Torrance Theatre Company brings the tradition* of “Fiddler on the Roof” to the Armstrong Theatre
“Tradition” is more than one of the many hit songs in the musical Fiddler on the Roof, it’s the essence and spirit of the story. So says James Hormel, who directs the upcoming production of the show for the Torrance Theatre Company.
Originally from the Sacramento area, Hormel first came to Southern California to attend graduate school in 1987. He said he has worked as an actor in several of the South Bay theaters. Directing, he’s “worked mainly for Torrance, while teaching full-time at Cypress College.”
He said he’s never directed Fiddler before but has performed it twice previously.
What is difficult about directing this show?
“The difficulty is you know it’s a musical notation of the culture, and I don’t come from the Jewish culture, so getting that part as true as you can is the goal. It’s authentic to a point, but obviously it’s bigger. It’s gaining the ability to just embrace the family and togetherness … but I think the reason it is so popular is that it goes beyond that … everybody understands the importance of tradition,” says Hormel. “The play is largely about a father trying to adapt his thought process and his belief system to what his daughters are bringing home, in order not to lose them. Eventually, he kind of loses that battle a little bit. That’s something that never stops – parents trying to adapt to their children.”
What’s your favorite part of the show?
“I think I saw my first production of Fiddler when I was in junior high,” said Hormel. “I love the dream sequence.” He said that most of the play takes place in a world probably similar to the one they lived, except for the dream sequence, which is really fun. The dream sequence occurs when the father of the family, Tevye, awakes from a nightmare about one of his daughter’s wedding plans. His wife, Golde, interprets the dream as a visitation from a passed relative and as a sign.
How are the cast and rehearsals?

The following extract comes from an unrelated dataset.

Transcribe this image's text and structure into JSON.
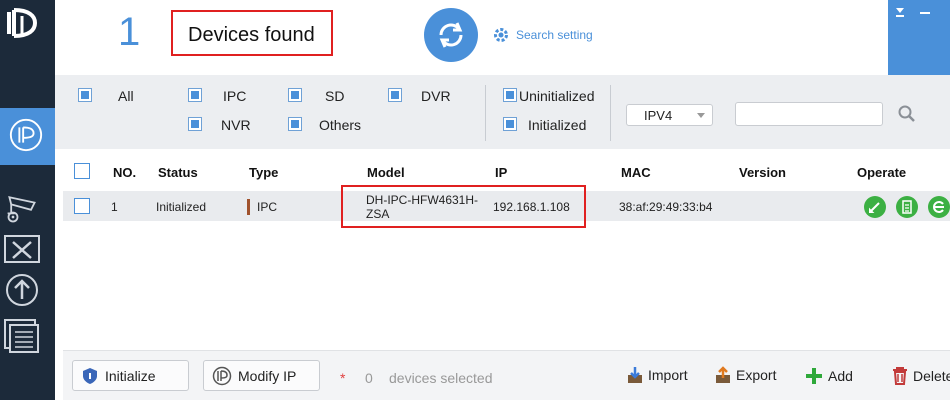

“I don’t normally say this because with musicals there is so much to do, but we’re really ahead of schedule,” said Hormel, halfway into the rehearsal time. “…We still have to deal with sets and props, but we don’t get those until the last week. (The company doesn’t get into the theater until days before the opening.) … You really can’t figure it all out until you have all the stuff in the right space … Certainly there’s a lot of work we can do but I feel very good about where we are.”
Hormel said he has a full schedule of shows taking him through the new year, most of which are at Cypress College.
David McGee is Tevye
A Southern California native, David McGee, admits to not having done much theater in the South Bay, so he’s jumping in at full speed with the lead role of Tevye. “I did last year’s Christmas show with the Torrance company. I recently started looking for a theater in Torrance to work with when my (day-time) job got moved here. I used to work in Pasadena. Since I’m here, it’s easier to get to rehearsals here than it is to go all the way back to Pasadena.
McGee said he did Fiddler when he was 17 years old, in high school. “I played Tevye,” said McGee. “I haven’t had the opportunity; it just hasn’t come up when my schedule matched and I haven’t seen the chance to play Fiddler since then. This came up this summer so I jumped on the opportunity and I’m thrilled to be cast as Tevye.”
Planning on bringing anything new to the character?
“Oh yeah,” said McGee without hesitation. “I’m bringing another 25 years of experience.”
Of the songs he sings, his favorite is “If I Were a Rich Man,” though he said, “Too Far From Home,” is a moving ballad.
As per the cast and rehearsals, he said as did his director that everything was ahead of schedule. “The rehearsals and the cast are remarkable. I’m having such a great time with the cast, whether it’s interacting with them on stage or when I’m not onstage and just sitting and watching. It’s an amazing group of people with really great talent and we’re having a good time.”
McGee said he worked with James Hormel “just a couple years after college in a summer stock program in Columbia, California.” He said Hormel’s presence with the Torrance Theatre gave him hope for work when he was looking for places to play in Torrance. Also, several people who did the Christmas show are in this Fiddler.
He said the company is taking advantage of the Armstrong Theatre’s orchestra pit by hiring a full Broadway orchestra.
After Fiddler, McGee hopes to continue with the Torrance Theatre company, “Because they have some really nice things coming up. I might have to take a little break right after Fiddler because I have to be at every rehearsal and it’s been a tough schedule.”
Fiddler on the Roof, Torrance Theatre Company, Armstrong Theatre, 3330 Civic Center Drive, Torrance. August 11, 18, 24 and 25 at 8 p.m. August 12 and 19 at 2 p.m. Adults $35, Seniors $30, Children $25. Call 310-781-7171 or visit torrancetheatrecompany.com.